* **WORK TO BE COMPLETED**: Every record must appear in the answer exactly as it stands.

Segment Start: MATERIALS PROVIDED

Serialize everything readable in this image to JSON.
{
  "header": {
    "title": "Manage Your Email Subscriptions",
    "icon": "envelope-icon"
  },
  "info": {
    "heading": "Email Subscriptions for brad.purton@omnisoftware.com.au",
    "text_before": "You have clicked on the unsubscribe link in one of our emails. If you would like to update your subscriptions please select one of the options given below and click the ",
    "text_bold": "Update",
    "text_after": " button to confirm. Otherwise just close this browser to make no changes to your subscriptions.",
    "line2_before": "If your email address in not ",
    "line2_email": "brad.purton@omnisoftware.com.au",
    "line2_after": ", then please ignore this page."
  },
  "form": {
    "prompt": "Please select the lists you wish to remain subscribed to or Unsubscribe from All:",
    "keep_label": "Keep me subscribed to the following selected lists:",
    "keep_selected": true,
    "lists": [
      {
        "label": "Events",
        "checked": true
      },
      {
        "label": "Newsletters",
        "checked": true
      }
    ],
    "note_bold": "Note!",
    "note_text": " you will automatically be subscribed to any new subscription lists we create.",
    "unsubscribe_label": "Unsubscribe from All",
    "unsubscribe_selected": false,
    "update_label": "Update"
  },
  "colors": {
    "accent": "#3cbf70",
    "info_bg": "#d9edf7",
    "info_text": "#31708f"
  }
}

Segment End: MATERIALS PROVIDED

* **PROBLEM SOLUTION**:
Serialize everything readable in this image to JSON.
{
  "header": {
    "title": "Manage Your Email Subscriptions",
    "icon": "envelope-icon"
  },
  "info": {
    "heading": "Email Subscriptions for brad.purton@omnisoftware.com.au",
    "text_before": "You have clicked on the unsubscribe link in one of our emails. If you would like to update your subscriptions please select one of the options given below and click the ",
    "text_bold": "Update",
    "text_after": " button to confirm. Otherwise just close this browser to make no changes to your subscriptions.",
    "line2_before": "If your email address in not ",
    "line2_email": "brad.purton@omnisoftware.com.au",
    "line2_after": ", then please ignore this page."
  },
  "form": {
    "prompt": "Please select the lists you wish to remain subscribed to or Unsubscribe from All:",
    "keep_label": "Keep me subscribed to the following selected lists:",
    "keep_selected": true,
    "lists": [
      {
        "label": "Events",
        "checked": true
      },
      {
        "label": "Newsletters",
        "checked": true
      }
    ],
    "note_bold": "Note!",
    "note_text": " you will automatically be subscribed to any new subscription lists we create.",
    "unsubscribe_label": "Unsubscribe from All",
    "unsubscribe_selected": false,
    "update_label": "Update"
  },
  "colors": {
    "accent": "#3cbf70",
    "info_bg": "#d9edf7",
    "info_text": "#31708f"
  }
}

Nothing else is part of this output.